Critics say Gov. Bobby Jindal's private tuition voucher program diverted tax dollars meant for public to private schools.
A Baton Rouge judge has ruled Louisiana governor Bobby Jindal’s private school tuition voucher program unconstitutional.
State Judge Tim Kelley ruled Friday that Jindal’s program ”improperly diverts money allocated through Louisiana’s public school funding formula to private schools. He also said it unconstitutionally diverts local tax dollars to private schools.”
Jindal signed the program into law this year to increase the availability of vouchers to fund private school tuition with public dollars. Act 2, also known as the Choice Law, would allocate millions of dollars to help children from low-income families to be privately educated, but was widely criticized for doing more damage than good. As Talking Points Memo noted in July:

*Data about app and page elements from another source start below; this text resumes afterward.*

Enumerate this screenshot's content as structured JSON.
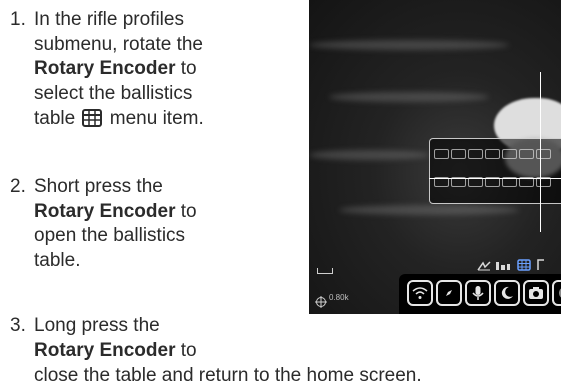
{
  "steps": [
    {
      "number": "1.",
      "lines": [
        {
          "text": "In the rifle profiles"
        },
        {
          "text": "submenu, rotate the"
        },
        {
          "bold": "Rotary Encoder",
          "text": " to"
        },
        {
          "text": "select the ballistics"
        },
        {
          "pre": "table ",
          "icon": "ballistics-table-icon",
          "text": " menu item."
        }
      ]
    },
    {
      "number": "2.",
      "lines": [
        {
          "text": "Short press the"
        },
        {
          "bold": "Rotary Encoder",
          "text": " to"
        },
        {
          "text": "open the ballistics"
        },
        {
          "text": "table."
        }
      ]
    },
    {
      "number": "3.",
      "lines": [
        {
          "text": "Long press the"
        },
        {
          "bold": "Rotary Encoder",
          "text": " to"
        },
        {
          "text": "close the table and return to the home screen."
        }
      ]
    }
  ],
  "device_screen": {
    "zoom_readout": "0.80k",
    "menu_icons": [
      "wifi-icon",
      "compass-icon",
      "microphone-icon",
      "night-mode-icon",
      "camera-icon",
      "gallery-icon"
    ]
  },
  "colors": {
    "text": "#2b2b2b",
    "screen_background": "#1c1c1c",
    "overlay": "#ffffff",
    "menu_bar": "#000000"
  }
}
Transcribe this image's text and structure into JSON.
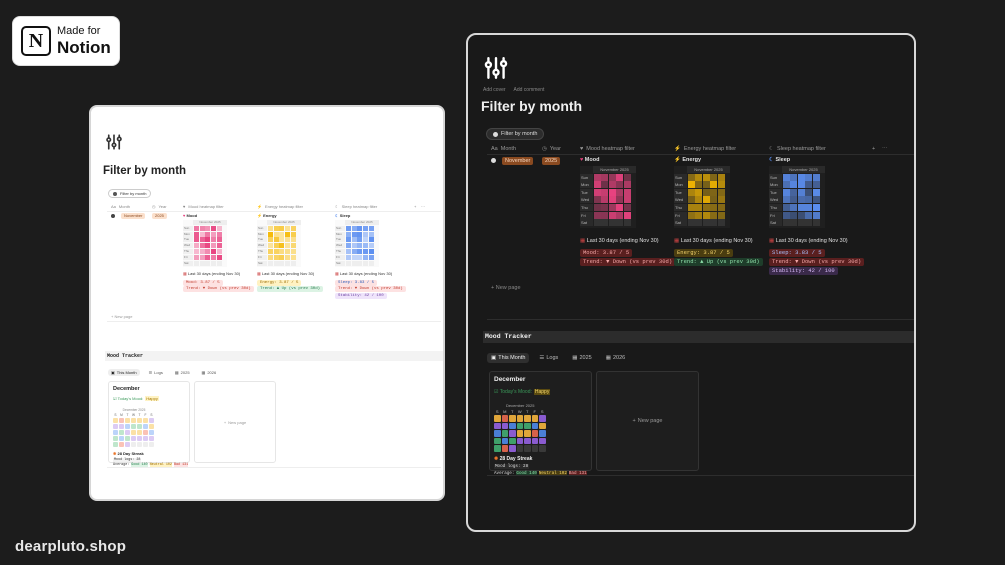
{
  "badge": {
    "small": "Made for",
    "big": "Notion",
    "logo_letter": "N"
  },
  "brand": "dearpluto.shop",
  "page": {
    "title": "Filter by month",
    "add_cover": "Add cover",
    "add_comment": "Add comment",
    "filter_chip": "Filter by month",
    "columns": {
      "name": "Month",
      "year": "Year",
      "mood": "Mood heatmap filter",
      "energy": "Energy heatmap filter",
      "sleep": "Sleep heatmap filter"
    },
    "row": {
      "month": "November",
      "year": "2025"
    },
    "new_page": "New page"
  },
  "heatmap_common": {
    "header": "November 2025",
    "days": [
      "Sun",
      "Mon",
      "Tue",
      "Wed",
      "Thu",
      "Fri",
      "Sat"
    ],
    "last30": "Last 30 days (ending Nov 30)"
  },
  "mood": {
    "label": "Mood",
    "icon": "heart-icon",
    "color": "#e8427f",
    "stat1": "Mood: 3.87 / 5",
    "stat2": "Trend: ▼ Down (vs prev 30d)"
  },
  "energy": {
    "label": "Energy",
    "icon": "lightning-icon",
    "color": "#f5b800",
    "stat1": "Energy: 3.87 / 5",
    "stat2": "Trend: ▲ Up (vs prev 30d)"
  },
  "sleep": {
    "label": "Sleep",
    "icon": "moon-icon",
    "color": "#5b8ef0",
    "stat1": "Sleep: 3.83 / 5",
    "stat2": "Trend: ▼ Down (vs prev 30d)",
    "stat3": "Stability: 42 / 100"
  },
  "tracker": {
    "title": "Mood Tracker",
    "tabs": [
      "This Month",
      "Logs",
      "2025",
      "2026"
    ],
    "card_title": "December",
    "todays_mood_label": "Today's Mood:",
    "todays_mood_value": "Happy",
    "cal_header": "December 2025",
    "weekdays": [
      "S",
      "M",
      "T",
      "W",
      "T",
      "F",
      "S"
    ],
    "streak": "28 Day Streak",
    "mood_logs": "Mood logs: 28",
    "average_label": "Average:",
    "good": "Good 140",
    "neutral": "Neutral 102",
    "bad": "Bad 131",
    "new_page": "New page"
  }
}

The following school year, however, will see the implementation of “mini-vouchers,” in which all students at the aforementioned schools, regardless of their family’s income, will be eligible for a $1,300 stipend to pay for private-school classes and apprenticeships. The voucher system would thus open up to nearly half of the state’s public school students. Since the public schools will lose commensurate funding every time one of their students opt for a voucher, the state’s public school system could by some estimates lose up to $3.3 billion annually once the program is fully implemented.
Lack of accountability along with the massive defunding of public education in the state were just two of the major problems with Jindal’s program. Many of the private schools the vouchers would send students to contained unconventional curricula, such as championing creationism above scientific facts. Mother Jonescompiled a list of some of the “facts” students would learn in one of the 119 schools participating in the state’s program—from claiming that “God used the Trail of Tears to bring many Indians to Christ,” to globalization being a precursor to the Rapture.

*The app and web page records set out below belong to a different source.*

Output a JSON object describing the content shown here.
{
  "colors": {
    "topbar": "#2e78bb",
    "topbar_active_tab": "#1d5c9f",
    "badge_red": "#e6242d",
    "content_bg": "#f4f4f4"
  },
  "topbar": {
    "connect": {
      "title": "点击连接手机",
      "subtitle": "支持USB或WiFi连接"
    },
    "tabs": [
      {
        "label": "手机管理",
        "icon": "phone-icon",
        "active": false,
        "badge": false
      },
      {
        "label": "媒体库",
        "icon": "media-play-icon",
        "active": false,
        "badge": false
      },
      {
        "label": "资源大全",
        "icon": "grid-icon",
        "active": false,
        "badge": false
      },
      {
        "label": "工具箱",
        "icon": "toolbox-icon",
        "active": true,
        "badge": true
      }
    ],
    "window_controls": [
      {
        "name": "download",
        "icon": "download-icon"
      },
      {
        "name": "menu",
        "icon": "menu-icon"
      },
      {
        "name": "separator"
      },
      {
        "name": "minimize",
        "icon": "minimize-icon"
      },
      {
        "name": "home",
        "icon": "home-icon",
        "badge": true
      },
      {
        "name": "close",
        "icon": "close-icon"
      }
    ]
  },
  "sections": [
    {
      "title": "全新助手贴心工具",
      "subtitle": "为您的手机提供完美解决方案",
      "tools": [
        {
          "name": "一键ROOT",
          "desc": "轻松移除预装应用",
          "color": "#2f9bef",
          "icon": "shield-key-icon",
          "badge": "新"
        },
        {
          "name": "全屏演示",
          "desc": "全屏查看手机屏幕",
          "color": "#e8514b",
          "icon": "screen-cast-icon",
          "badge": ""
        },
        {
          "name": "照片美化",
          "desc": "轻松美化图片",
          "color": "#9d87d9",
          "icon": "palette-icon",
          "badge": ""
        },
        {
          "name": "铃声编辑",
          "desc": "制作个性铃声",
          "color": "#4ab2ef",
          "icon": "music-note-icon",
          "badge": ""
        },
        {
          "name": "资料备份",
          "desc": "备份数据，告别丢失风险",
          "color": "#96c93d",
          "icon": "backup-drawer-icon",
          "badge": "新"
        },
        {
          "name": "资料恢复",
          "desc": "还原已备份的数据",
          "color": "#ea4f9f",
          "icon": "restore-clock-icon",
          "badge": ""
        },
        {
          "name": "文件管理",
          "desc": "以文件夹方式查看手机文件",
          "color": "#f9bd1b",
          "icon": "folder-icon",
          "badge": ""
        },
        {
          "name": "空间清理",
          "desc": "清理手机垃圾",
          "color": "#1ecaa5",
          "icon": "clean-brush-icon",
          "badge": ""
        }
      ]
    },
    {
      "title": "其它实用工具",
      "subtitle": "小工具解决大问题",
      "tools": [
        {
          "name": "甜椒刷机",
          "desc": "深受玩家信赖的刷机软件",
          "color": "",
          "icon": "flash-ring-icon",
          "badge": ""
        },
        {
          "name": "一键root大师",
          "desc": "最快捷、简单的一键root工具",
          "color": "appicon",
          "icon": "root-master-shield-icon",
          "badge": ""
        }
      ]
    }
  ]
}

The Louisiana Department of Education has argued the voucher program was created in line with the state’s constitution, despite arguments from teacher unions and school boards who have been fighting the program.

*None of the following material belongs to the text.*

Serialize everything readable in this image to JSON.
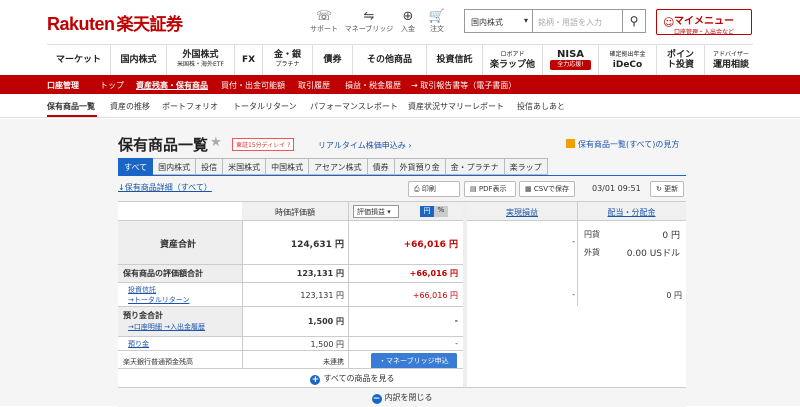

There’s no word yet on how this ruling could affect similar programs in other states, including Indiana, whose state private tuition voucher program headed to the state’s Supreme Court last week.